For some time now, Bill Gross has been taking steps to reduce risk at Pimco’s flagship bond fund, Pimco Total Return (PTTRX). There are several ways to reduce risk in a bond portfolio, with perhaps the most common being to shorten the duration of the portfolio.
What the heck is duration?
Duration attempts to marry two separate aspects of a bond fund: first, the average maturity of all the bonds in the portfolio and, second, the flow of interest income coming in to the portfolio. Duration is generally used as a rule of thumb to estimate portfolio volatility in the event of a quick spike in interest rates. For example, a bond fund with a duration of 5 years would have lower interest rate risk than a fund with a duration of 10 years.
Gross has been shortening the duration of the portfolio and thereby reducing risk for several months.
Pimco Total Return Duration
- December 2010 – 5 years
- January 2011 — 4.5 years
- March 2011 — 3.89 years
It is quite possible the fund may reduce duration further, but, as I understand it, 3 years is about as low as it normally would go. This table shows the latest statistics I have for Pimco Total Return:
Here are some terms from the table above as defined by Pimco.
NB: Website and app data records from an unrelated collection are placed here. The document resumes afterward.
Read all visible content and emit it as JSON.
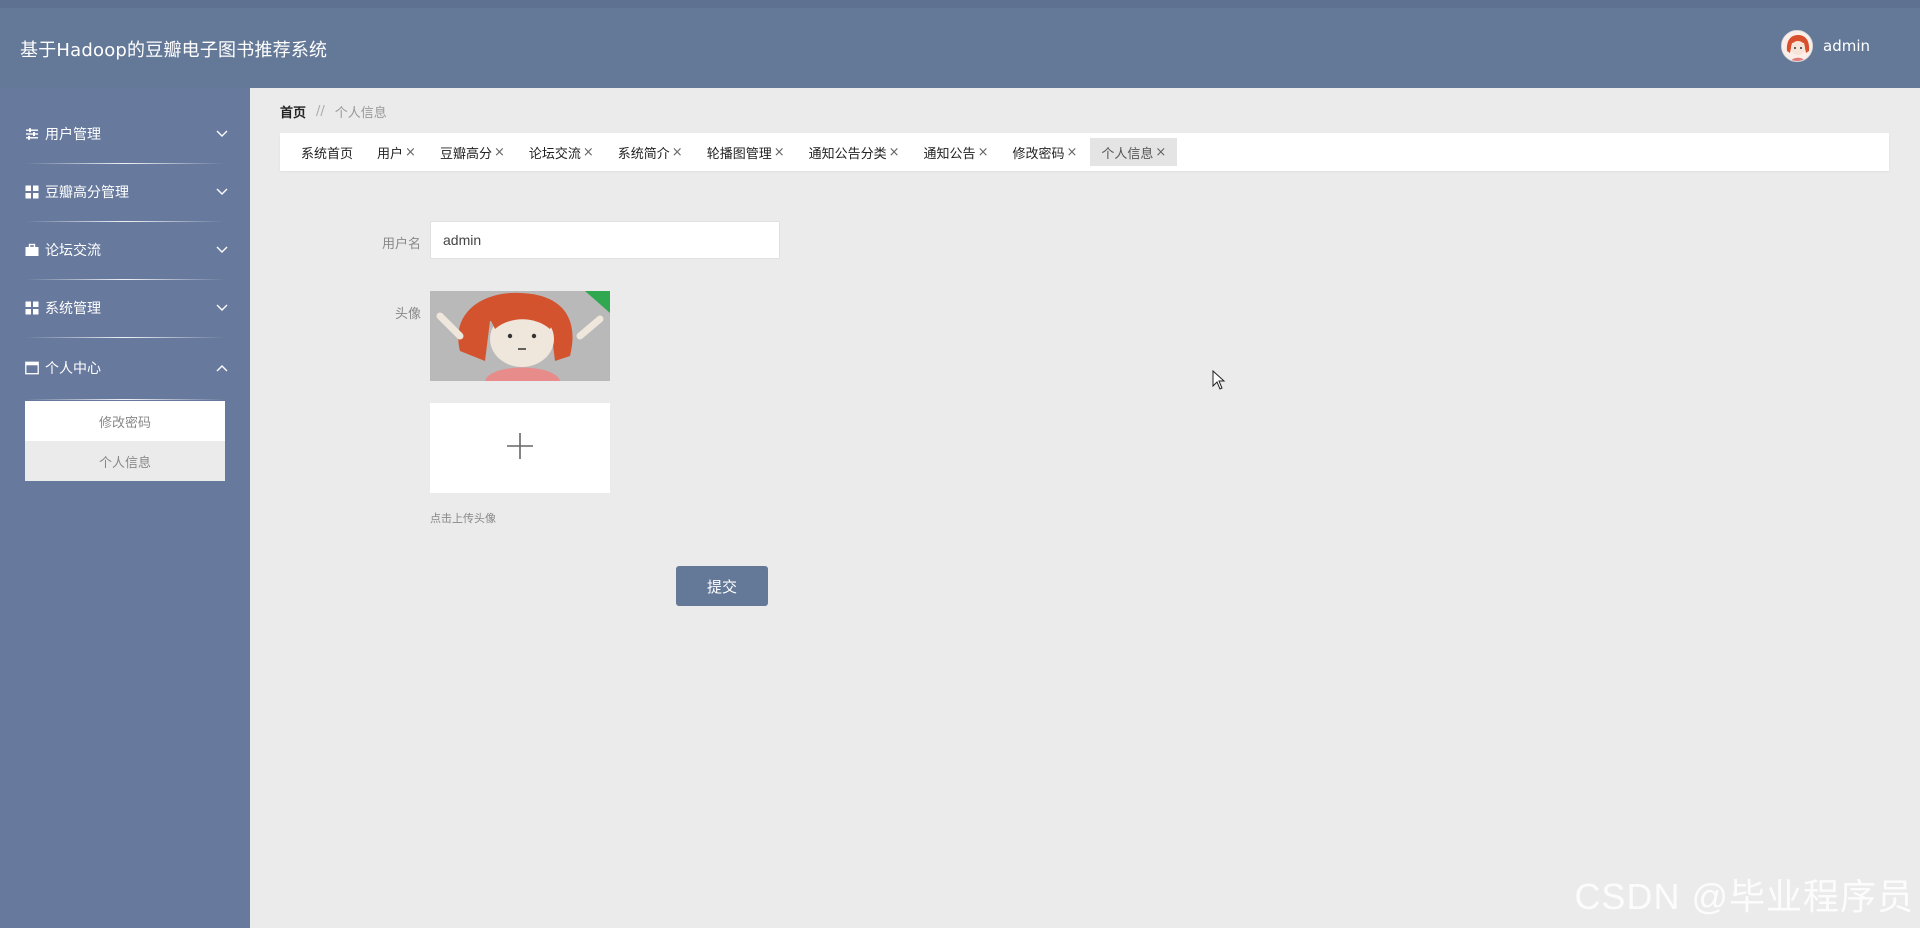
{
  "header": {
    "title": "基于Hadoop的豆瓣电子图书推荐系统",
    "username": "admin",
    "avatar_icon": "user-avatar"
  },
  "sidebar": {
    "groups": [
      {
        "label": "用户管理",
        "icon": "sliders-icon",
        "expanded": false
      },
      {
        "label": "豆瓣高分管理",
        "icon": "grid-icon",
        "expanded": false
      },
      {
        "label": "论坛交流",
        "icon": "briefcase-icon",
        "expanded": false
      },
      {
        "label": "系统管理",
        "icon": "grid-icon",
        "expanded": false
      },
      {
        "label": "个人中心",
        "icon": "window-icon",
        "expanded": true
      }
    ],
    "submenu": [
      {
        "label": "修改密码"
      },
      {
        "label": "个人信息",
        "active": true
      }
    ]
  },
  "breadcrumb": {
    "home": "首页",
    "separator": "//",
    "current": "个人信息"
  },
  "tabs": [
    {
      "label": "系统首页",
      "closable": false
    },
    {
      "label": "用户",
      "closable": true
    },
    {
      "label": "豆瓣高分",
      "closable": true
    },
    {
      "label": "论坛交流",
      "closable": true
    },
    {
      "label": "系统简介",
      "closable": true
    },
    {
      "label": "轮播图管理",
      "closable": true
    },
    {
      "label": "通知公告分类",
      "closable": true
    },
    {
      "label": "通知公告",
      "closable": true
    },
    {
      "label": "修改密码",
      "closable": true
    },
    {
      "label": "个人信息",
      "closable": true,
      "active": true
    }
  ],
  "close_glyph": "×",
  "form": {
    "username_label": "用户名",
    "username_value": "admin",
    "avatar_label": "头像",
    "upload_tip": "点击上传头像",
    "submit_label": "提交"
  },
  "watermark": "CSDN @毕业程序员",
  "colors": {
    "primary": "#647897",
    "sidebar": "#67799c",
    "background": "#ebebeb"
  }
}
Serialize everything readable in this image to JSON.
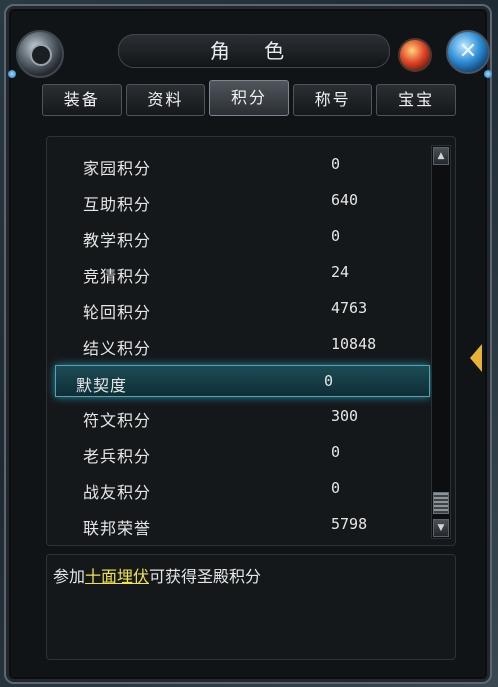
{
  "window": {
    "title": "角 色"
  },
  "tabs": [
    {
      "label": "装备",
      "active": false
    },
    {
      "label": "资料",
      "active": false
    },
    {
      "label": "积分",
      "active": true
    },
    {
      "label": "称号",
      "active": false
    },
    {
      "label": "宝宝",
      "active": false
    }
  ],
  "points": [
    {
      "label": "家园积分",
      "value": "0"
    },
    {
      "label": "互助积分",
      "value": "640"
    },
    {
      "label": "教学积分",
      "value": "0"
    },
    {
      "label": "竞猜积分",
      "value": "24"
    },
    {
      "label": "轮回积分",
      "value": "4763"
    },
    {
      "label": "结义积分",
      "value": "10848"
    },
    {
      "label": "默契度",
      "value": "0",
      "selected": true
    },
    {
      "label": "符文积分",
      "value": "300"
    },
    {
      "label": "老兵积分",
      "value": "0"
    },
    {
      "label": "战友积分",
      "value": "0"
    },
    {
      "label": "联邦荣誉",
      "value": "5798"
    }
  ],
  "description": {
    "prefix": "参加",
    "link": "十面埋伏",
    "suffix": "可获得圣殿积分"
  },
  "colors": {
    "selected_row": "#1d4b56",
    "link_text": "#f0e34a",
    "orb_blue": "#2f8fd6"
  },
  "icons": {
    "close": "close-icon",
    "menu": "emblem-icon",
    "scroll_up": "arrow-up-icon",
    "scroll_down": "arrow-down-icon"
  }
}
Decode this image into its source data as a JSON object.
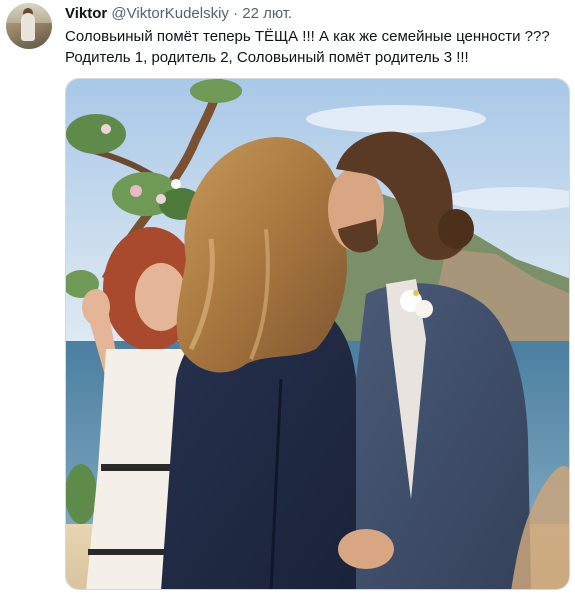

1 MV = Market Value Exposure (based on percentage of net asset value), DWE = Duration Weighted Exposure, and Dur in Yrs = Duration in Years 2 Other may include convertibles, preferreds, and yankee bonds 3 Cash Equivalents are defined as any security with a duration under 1 year…* Government-Related may include nominal and inflation-protected Treasuries, agencies, interest rate swaps, Treasury futures and options, FDIC-guaranteed and government-guaranteed corporate securities.
Interest rates on the way up
Gross seems to believe and I agree that interest rates are likely to go up as the Federal Reserve’s intervention into the bond market comes to an end. However, there is another factor that Gross discussed in his last monthly commentary and that is the vast supply of Treasury bonds that have to be issued to cover our yawning Federal deficits.
The Treasury Bond Tsunami
The Monthly Investment Outlook from Pimco’s Bill Gross is always worth a read. In the March column, Gross included three pie charts that communicate his concern about demand for Treasuries [emphasis added]:
…To visualize the gaping hole that the Fed’s void might have, PIMCO has produced a set of three pie charts that attempt to point out (1) who owns what percentage of the existing stock of Treasuries, (2) who has been buying the annual supply (which closely parallels the Federal deficit) and (3) who might step up to the plate if and when the Fed and its QE bat are retired…
In this graphic (click to enlarge), we have three pie charts. The left hand chart shows traditional Treasury buyers. The middle one shows who is buying now. As you can see, the Fed is buying the bulk of new Treasury securities. The pie chart on the right illustrates the doubt facing us when the Fed stops buying. The big question mark is who will buy when the Fed stops?
I think it is pretty clear from the recent portfolio changes that Bill Gross and Pimco Total Return have decided that Treasuries — at these yields — are not attractive, so they are sellers, not buyers.
If I were Treasury Secretary Geithner or Fed Chairman Bernanke, I think I’d be on the phone to Pimco right now. What do you think?
Hat tip: Kevin Winters
For a slightly different take on this topic, see this post from the folks at the Zero Hedge blog.
Disclosure: Kurt Brouwer owns shares in Pimco Total Return Fund (PTTRX)